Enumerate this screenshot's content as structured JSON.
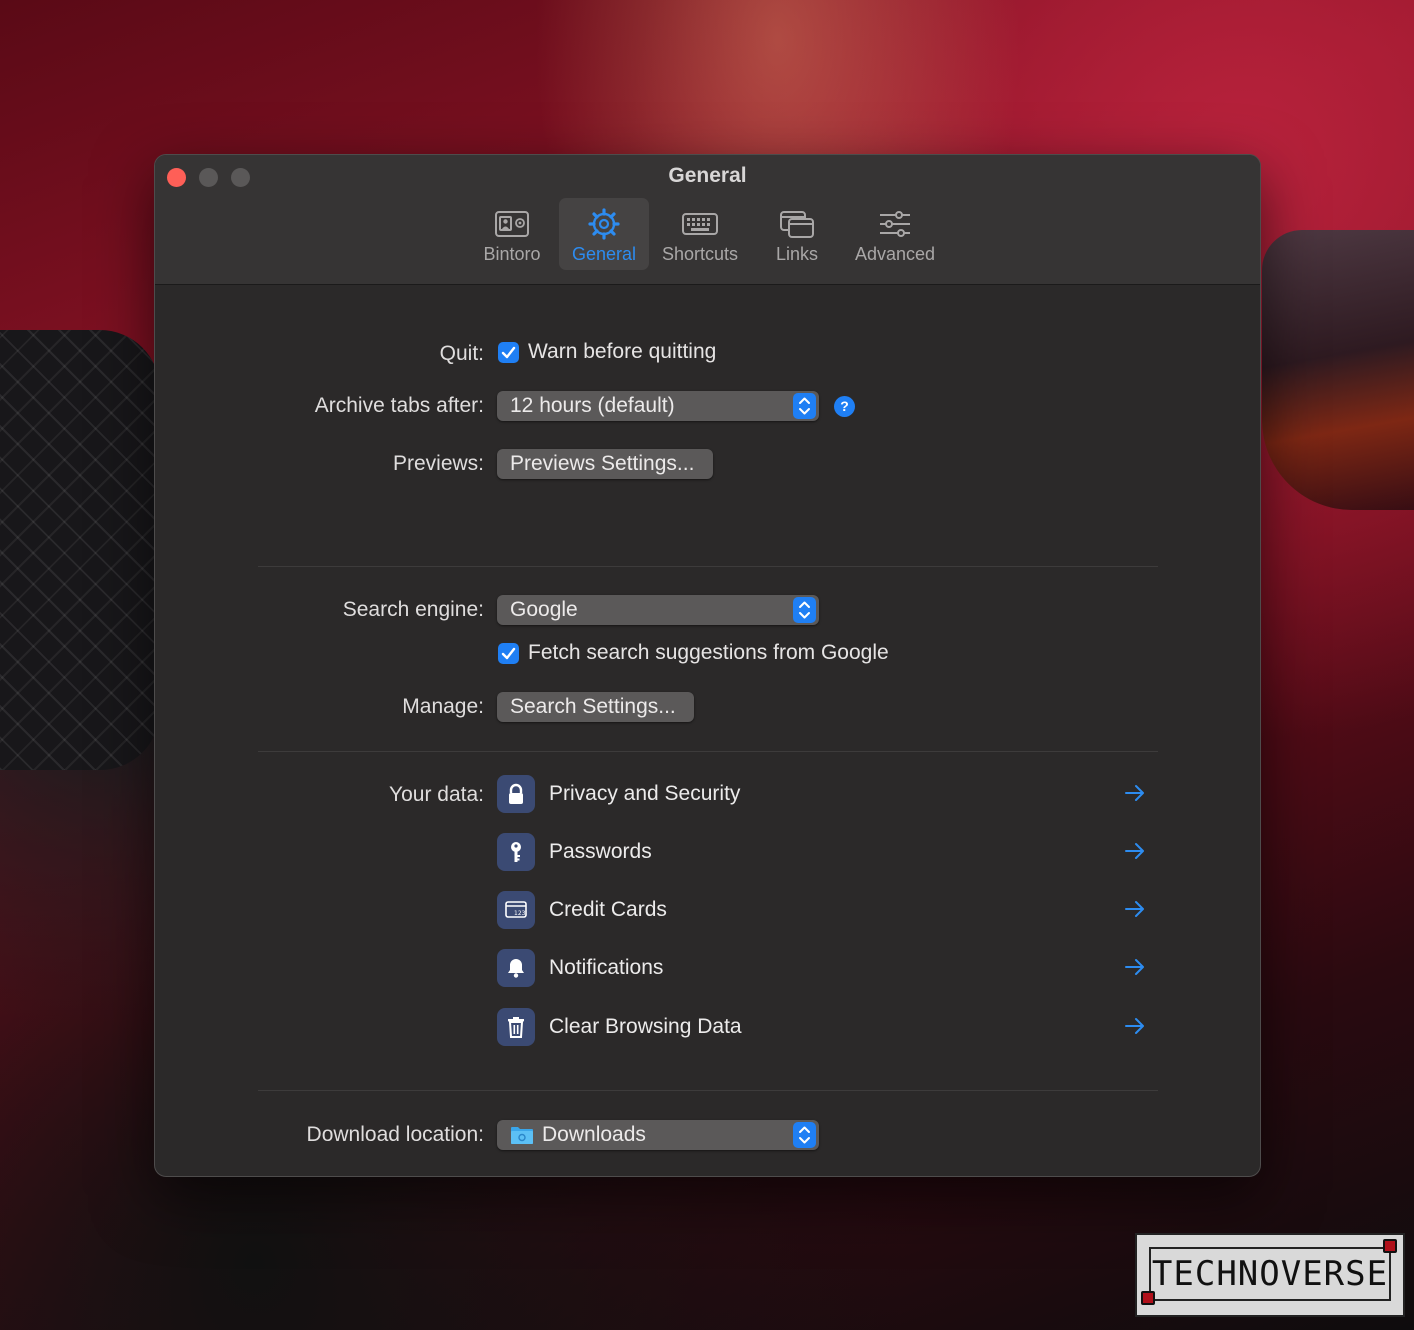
{
  "window": {
    "title": "General",
    "tabs": [
      {
        "label": "Bintoro",
        "icon": "contact-card-icon"
      },
      {
        "label": "General",
        "icon": "gear-icon",
        "active": true
      },
      {
        "label": "Shortcuts",
        "icon": "keyboard-icon"
      },
      {
        "label": "Links",
        "icon": "windows-icon"
      },
      {
        "label": "Advanced",
        "icon": "sliders-icon"
      }
    ]
  },
  "general": {
    "quit_label": "Quit:",
    "warn_before_quitting": {
      "label": "Warn before quitting",
      "checked": true
    },
    "archive_label": "Archive tabs after:",
    "archive_value": "12 hours (default)",
    "help_glyph": "?",
    "previews_label": "Previews:",
    "previews_button": "Previews Settings..."
  },
  "search": {
    "engine_label": "Search engine:",
    "engine_value": "Google",
    "fetch_suggestions": {
      "label": "Fetch search suggestions from Google",
      "checked": true
    },
    "manage_label": "Manage:",
    "manage_button": "Search Settings..."
  },
  "your_data": {
    "label": "Your data:",
    "items": [
      {
        "label": "Privacy and Security",
        "icon": "lock-icon"
      },
      {
        "label": "Passwords",
        "icon": "key-icon"
      },
      {
        "label": "Credit Cards",
        "icon": "credit-card-icon"
      },
      {
        "label": "Notifications",
        "icon": "bell-icon"
      },
      {
        "label": "Clear Browsing Data",
        "icon": "trash-icon"
      }
    ]
  },
  "download": {
    "label": "Download location:",
    "value": "Downloads",
    "icon": "folder-icon"
  },
  "watermark": {
    "text": "TECHNOVERSE"
  },
  "colors": {
    "accent": "#1f7ff4",
    "window_bg": "#2b2929",
    "toolbar_bg": "#363434",
    "close": "#fe5f57"
  }
}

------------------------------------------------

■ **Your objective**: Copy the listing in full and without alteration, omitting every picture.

■ **Solution for this task**:
Enumerate this screenshot's content as structured JSON.
{
  "window": {
    "title": "General",
    "tabs": [
      {
        "label": "Bintoro",
        "icon": "contact-card-icon"
      },
      {
        "label": "General",
        "icon": "gear-icon",
        "active": true
      },
      {
        "label": "Shortcuts",
        "icon": "keyboard-icon"
      },
      {
        "label": "Links",
        "icon": "windows-icon"
      },
      {
        "label": "Advanced",
        "icon": "sliders-icon"
      }
    ]
  },
  "general": {
    "quit_label": "Quit:",
    "warn_before_quitting": {
      "label": "Warn before quitting",
      "checked": true
    },
    "archive_label": "Archive tabs after:",
    "archive_value": "12 hours (default)",
    "help_glyph": "?",
    "previews_label": "Previews:",
    "previews_button": "Previews Settings..."
  },
  "search": {
    "engine_label": "Search engine:",
    "engine_value": "Google",
    "fetch_suggestions": {
      "label": "Fetch search suggestions from Google",
      "checked": true
    },
    "manage_label": "Manage:",
    "manage_button": "Search Settings..."
  },
  "your_data": {
    "label": "Your data:",
    "items": [
      {
        "label": "Privacy and Security",
        "icon": "lock-icon"
      },
      {
        "label": "Passwords",
        "icon": "key-icon"
      },
      {
        "label": "Credit Cards",
        "icon": "credit-card-icon"
      },
      {
        "label": "Notifications",
        "icon": "bell-icon"
      },
      {
        "label": "Clear Browsing Data",
        "icon": "trash-icon"
      }
    ]
  },
  "download": {
    "label": "Download location:",
    "value": "Downloads",
    "icon": "folder-icon"
  },
  "watermark": {
    "text": "TECHNOVERSE"
  },
  "colors": {
    "accent": "#1f7ff4",
    "window_bg": "#2b2929",
    "toolbar_bg": "#363434",
    "close": "#fe5f57"
  }
}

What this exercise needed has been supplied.